Breast Cancer Journey

In 2012, Canadian Cancer Society reports 22,900 new cases of breast cancer (22,700 female and 200 male) .Unfortunately, there will be 5200 deaths (5100 females and 55 men). Breast cancer is the commonest cancer diagnosis in women (26%).

Due to screening mammograms and better systemic treatments of breast cancer, mortality of breast cancer has been decreasing since 1998. Breast cancer forms the largest group of cancer survivors (three million cases). Cancer treatments are multi -disciplinary, complex, and typically conducted in ‘silos’. Cancer treatments have short- and long-term toxicity and some patients may have other co-morbidities. As the number of cancer survivors increases, one of the recommendations by the Institute of Medicine (IOM) and the American Society of Clinical Oncology (ASCO) is to improve communication and coordination of care between the oncology team and primary care physician, by providing care plans to patients. We have developed a multifaceted care plan to improve the sharing of information and coordination with you, the primary care physicians. One of the emerging themes from a pilot study was that “one size does not fit all”breast cancer survivors. Patients suggested that information should be given according to their individual needs at each phase of their breast cancer journey.

We have refined the tool and developed a Personalized Multifaceted Care Plan (PMCP) which will be assessed in a randomized fashion to see if it improves quality of life and care for breast cancer patients, as well as improve delivery of care by primary care physicians. As the number cancer survivors increases, the model of cancer care has to change from ‘silos’ in the oncology clinics, to involve primary care physicians.

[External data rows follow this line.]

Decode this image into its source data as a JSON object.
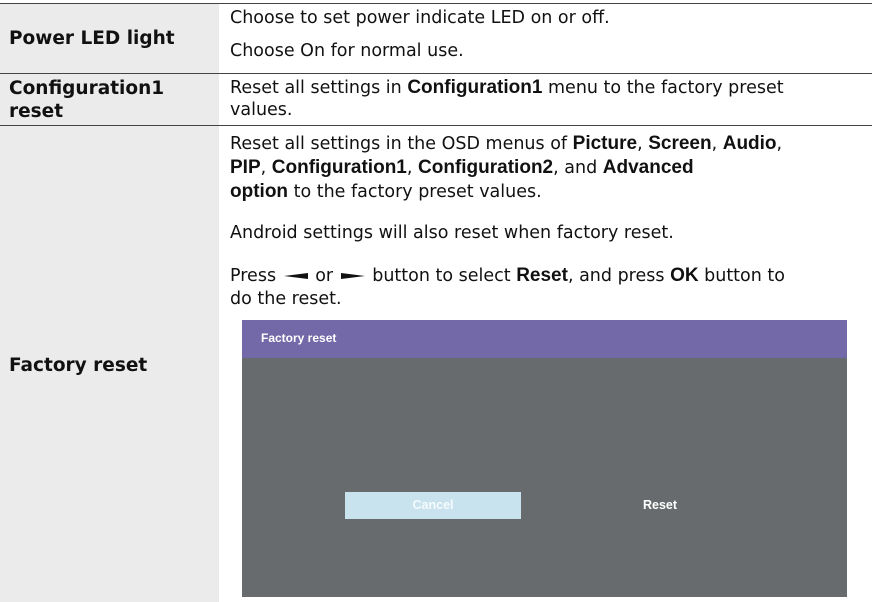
{
  "rows": [
    {
      "label": "Power LED light",
      "lines": [
        "Choose to set power indicate LED on or off.",
        "Choose On for normal use."
      ]
    },
    {
      "label_line1": "Configuration1",
      "label_line2": "reset",
      "desc": {
        "t1": "Reset all settings in ",
        "b1": "Configuration1",
        "t2": " menu to the factory preset",
        "t3": "values."
      }
    },
    {
      "label": "Factory reset",
      "para1": {
        "t1": "Reset all settings in the OSD menus of ",
        "b1": "Picture",
        "s1": ", ",
        "b2": "Screen",
        "s2": ", ",
        "b3": "Audio",
        "s3": ",",
        "b4": "PIP",
        "s4": ", ",
        "b5": "Configuration1",
        "s5": ", ",
        "b6": "Configuration2",
        "s6": ", and ",
        "b7": "Advanced",
        "b8": "option",
        "t2": " to the factory preset values."
      },
      "para2": "Android settings will also reset when factory reset.",
      "para3": {
        "t1": "Press ",
        "t2": " or ",
        "t3": " button to select ",
        "b1": "Reset",
        "t4": ", and press ",
        "b2": "OK",
        "t5": " button to",
        "t6": "do the reset."
      }
    }
  ],
  "osd": {
    "title": "Factory reset",
    "cancel_label": "Cancel",
    "reset_label": "Reset"
  },
  "colors": {
    "label_bg": "#ebebeb",
    "osd_title_bar": "#7369a8",
    "osd_body": "#686b6d",
    "cancel_bg": "#c8e2ee"
  },
  "icons": [
    "left-arrow-icon",
    "right-arrow-icon"
  ]
}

To care for patients, we have to understand their needs at different phases of their breast cancer journey. The three main phases include diagnosis, during treatment, and following treatment.